* THE PROBLEM
Each line below that holds the word "close" counts toward the answer; reply with the total number only.

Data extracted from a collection

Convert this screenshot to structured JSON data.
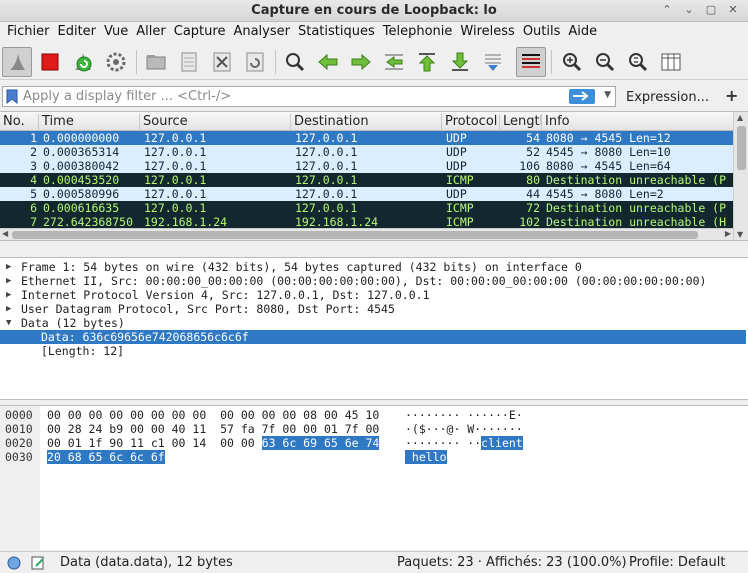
{
  "window": {
    "title": "Capture en cours de Loopback: lo"
  },
  "menu": [
    {
      "label": "Fichier"
    },
    {
      "label": "Editer"
    },
    {
      "label": "Vue"
    },
    {
      "label": "Aller"
    },
    {
      "label": "Capture"
    },
    {
      "label": "Analyser"
    },
    {
      "label": "Statistiques"
    },
    {
      "label": "Telephonie"
    },
    {
      "label": "Wireless"
    },
    {
      "label": "Outils"
    },
    {
      "label": "Aide"
    }
  ],
  "toolbar": {
    "icons": [
      "shark-fin-icon",
      "stop-capture-icon",
      "restart-capture-icon",
      "capture-options-icon",
      "open-file-icon",
      "save-file-icon",
      "close-file-icon",
      "reload-file-icon",
      "find-packet-icon",
      "go-back-icon",
      "go-forward-icon",
      "go-to-packet-icon",
      "first-packet-icon",
      "last-packet-icon",
      "autoscroll-icon",
      "colorize-icon",
      "zoom-in-icon",
      "zoom-out-icon",
      "normal-size-icon",
      "resize-columns-icon"
    ]
  },
  "filter": {
    "placeholder": "Apply a display filter ... <Ctrl-/>",
    "expression_label": "Expression...",
    "plus_label": "+"
  },
  "packet_list": {
    "columns": [
      "No.",
      "Time",
      "Source",
      "Destination",
      "Protocol",
      "Length",
      "Info"
    ],
    "rows": [
      {
        "no": "1",
        "time": "0.000000000",
        "src": "127.0.0.1",
        "dst": "127.0.0.1",
        "proto": "UDP",
        "len": "54",
        "info": "8080 → 4545 Len=12",
        "style": "selected"
      },
      {
        "no": "2",
        "time": "0.000365314",
        "src": "127.0.0.1",
        "dst": "127.0.0.1",
        "proto": "UDP",
        "len": "52",
        "info": "4545 → 8080 Len=10",
        "style": "udp"
      },
      {
        "no": "3",
        "time": "0.000380042",
        "src": "127.0.0.1",
        "dst": "127.0.0.1",
        "proto": "UDP",
        "len": "106",
        "info": "8080 → 4545 Len=64",
        "style": "udp"
      },
      {
        "no": "4",
        "time": "0.000453520",
        "src": "127.0.0.1",
        "dst": "127.0.0.1",
        "proto": "ICMP",
        "len": "80",
        "info": "Destination unreachable (P",
        "style": "icmp"
      },
      {
        "no": "5",
        "time": "0.000580996",
        "src": "127.0.0.1",
        "dst": "127.0.0.1",
        "proto": "UDP",
        "len": "44",
        "info": "4545 → 8080 Len=2",
        "style": "udp"
      },
      {
        "no": "6",
        "time": "0.000616635",
        "src": "127.0.0.1",
        "dst": "127.0.0.1",
        "proto": "ICMP",
        "len": "72",
        "info": "Destination unreachable (P",
        "style": "icmp"
      },
      {
        "no": "7",
        "time": "272.642368750",
        "src": "192.168.1.24",
        "dst": "192.168.1.24",
        "proto": "ICMP",
        "len": "102",
        "info": "Destination unreachable (H",
        "style": "icmp"
      },
      {
        "no": "8",
        "time": "273.281445008",
        "src": "192.168.122.1",
        "dst": "192.168.122.1",
        "proto": "ICMP",
        "len": "102",
        "info": "Destination unreachable (H",
        "style": "icmp"
      }
    ]
  },
  "details": [
    {
      "expanded": false,
      "text": "Frame 1: 54 bytes on wire (432 bits), 54 bytes captured (432 bits) on interface 0"
    },
    {
      "expanded": false,
      "text": "Ethernet II, Src: 00:00:00_00:00:00 (00:00:00:00:00:00), Dst: 00:00:00_00:00:00 (00:00:00:00:00:00)"
    },
    {
      "expanded": false,
      "text": "Internet Protocol Version 4, Src: 127.0.0.1, Dst: 127.0.0.1"
    },
    {
      "expanded": false,
      "text": "User Datagram Protocol, Src Port: 8080, Dst Port: 4545"
    },
    {
      "expanded": true,
      "text": "Data (12 bytes)"
    },
    {
      "child": true,
      "selected": true,
      "text": "Data: 636c69656e742068656c6c6f"
    },
    {
      "child": true,
      "text": "[Length: 12]"
    }
  ],
  "bytes": [
    {
      "off": "0000",
      "hex": "00 00 00 00 00 00 00 00  00 00 00 00 08 00 45 10",
      "hex_sel": "",
      "ascii": "········ ······E·",
      "ascii_sel": ""
    },
    {
      "off": "0010",
      "hex": "00 28 24 b9 00 00 40 11  57 fa 7f 00 00 01 7f 00",
      "hex_sel": "",
      "ascii": "·($···@· W·······",
      "ascii_sel": ""
    },
    {
      "off": "0020",
      "hex": "00 01 1f 90 11 c1 00 14  00 00 ",
      "hex_sel": "63 6c 69 65 6e 74",
      "ascii": "········ ··",
      "ascii_sel": "client"
    },
    {
      "off": "0030",
      "hex": "",
      "hex_sel": "20 68 65 6c 6c 6f",
      "ascii": "",
      "ascii_sel": " hello"
    }
  ],
  "status": {
    "field": "Data (data.data), 12 bytes",
    "packets": "Paquets: 23 · Affichés: 23 (100.0%)",
    "profile": "Profile: Default"
  },
  "colors": {
    "selected_bg": "#2f78c4",
    "udp_bg": "#daeeff",
    "icmp_bg": "#12272e",
    "icmp_fg": "#b7f774"
  }
}
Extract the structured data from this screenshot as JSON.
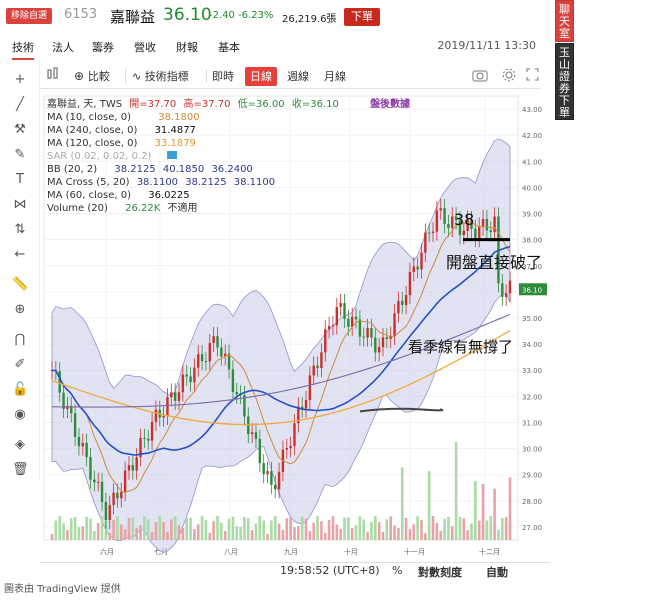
{
  "header": {
    "remove_label": "移除自選",
    "code": "6153",
    "name": "嘉聯益",
    "price": "36.10",
    "change": "-2.40 -6.23%",
    "volume": "26,219.6張",
    "order_label": "下單"
  },
  "subnav": {
    "tabs": [
      "技術",
      "法人",
      "籌券",
      "營收",
      "財報",
      "基本"
    ],
    "datetime": "2019/11/11 13:30"
  },
  "right_bar": {
    "chat_label": "聊天室",
    "bank_label": "玉山證券下單"
  },
  "toolbar": {
    "compare_label": "比較",
    "indicators_label": "技術指標",
    "intraday_label": "即時",
    "day_label": "日線",
    "week_label": "週線",
    "month_label": "月線"
  },
  "legend": {
    "symbol": "嘉聯益, 天, TWS",
    "open": "開=37.70",
    "high": "高=37.70",
    "low": "低=36.00",
    "close": "收=36.10",
    "after_hours": "盤後數據",
    "ma10_label": "MA (10, close, 0)",
    "ma10_value": "38.1800",
    "ma240_label": "MA (240, close, 0)",
    "ma240_value": "31.4877",
    "ma120_label": "MA (120, close, 0)",
    "ma120_value": "33.1879",
    "sar_label": "SAR (0.02, 0.02, 0.2)",
    "bb_label": "BB (20, 2)",
    "bb_values": [
      "38.2125",
      "40.1850",
      "36.2400"
    ],
    "macross_label": "MA Cross (5, 20)",
    "macross_values": [
      "38.1100",
      "38.2125",
      "38.1100"
    ],
    "ma60_label": "MA (60, close, 0)",
    "ma60_value": "36.0225",
    "volume_label": "Volume (20)",
    "volume_value": "26.22K",
    "volume_na": "不適用"
  },
  "chart_data": {
    "type": "candlestick",
    "price_ticks": [
      "43.00",
      "42.00",
      "41.00",
      "40.00",
      "39.00",
      "38.00",
      "37.00",
      "36.00",
      "35.00",
      "34.00",
      "33.00",
      "32.00",
      "31.00",
      "30.00",
      "29.00",
      "28.00",
      "27.00"
    ],
    "price_tick_values": [
      43,
      42,
      41,
      40,
      39,
      38,
      37,
      36,
      35,
      34,
      33,
      32,
      31,
      30,
      29,
      28,
      27
    ],
    "current_price_label": "36.10",
    "current_price": 36.1,
    "x_ticks": [
      "六月",
      "七月",
      "八月",
      "九月",
      "十月",
      "十一月",
      "十二月"
    ],
    "ylim": [
      26.5,
      43.5
    ],
    "grid": true
  },
  "annotations": {
    "level_label": "38",
    "break_note": "開盤直接破了",
    "quarter_note": "看季線有無撐了"
  },
  "status_bar": {
    "time": "19:58:52 (UTC+8)",
    "percent": "%",
    "log_scale": "對數刻度",
    "auto": "自動"
  },
  "footer": {
    "text": "圖表由 TradingView 提供"
  },
  "colors": {
    "up": "#c9302c",
    "down": "#2e8b3a",
    "bb_fill": "#c8cbe8",
    "ma10": "#d18a3a",
    "ma120": "#f2a93b",
    "ma240": "#7b6aa8",
    "ma60": "#2552c8"
  }
}
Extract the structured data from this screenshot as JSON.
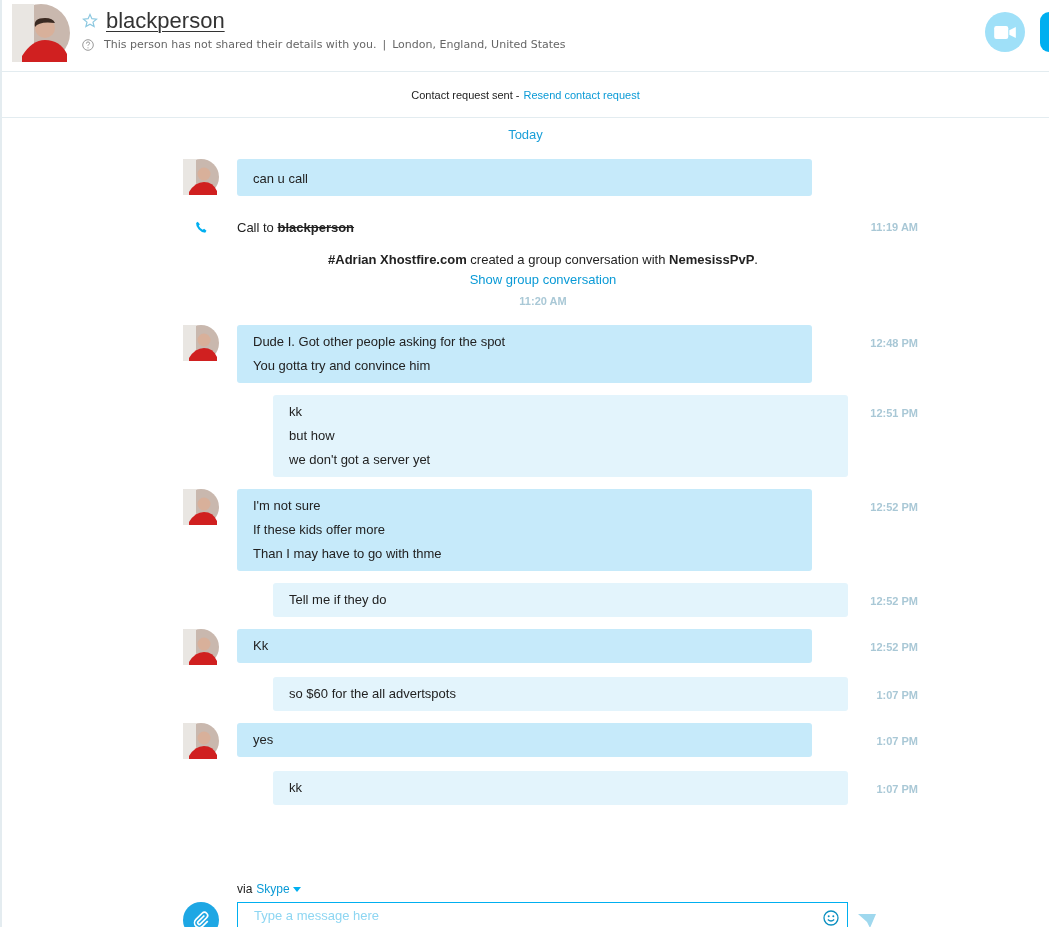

* SOLUTION TO THIS PROBLEM
6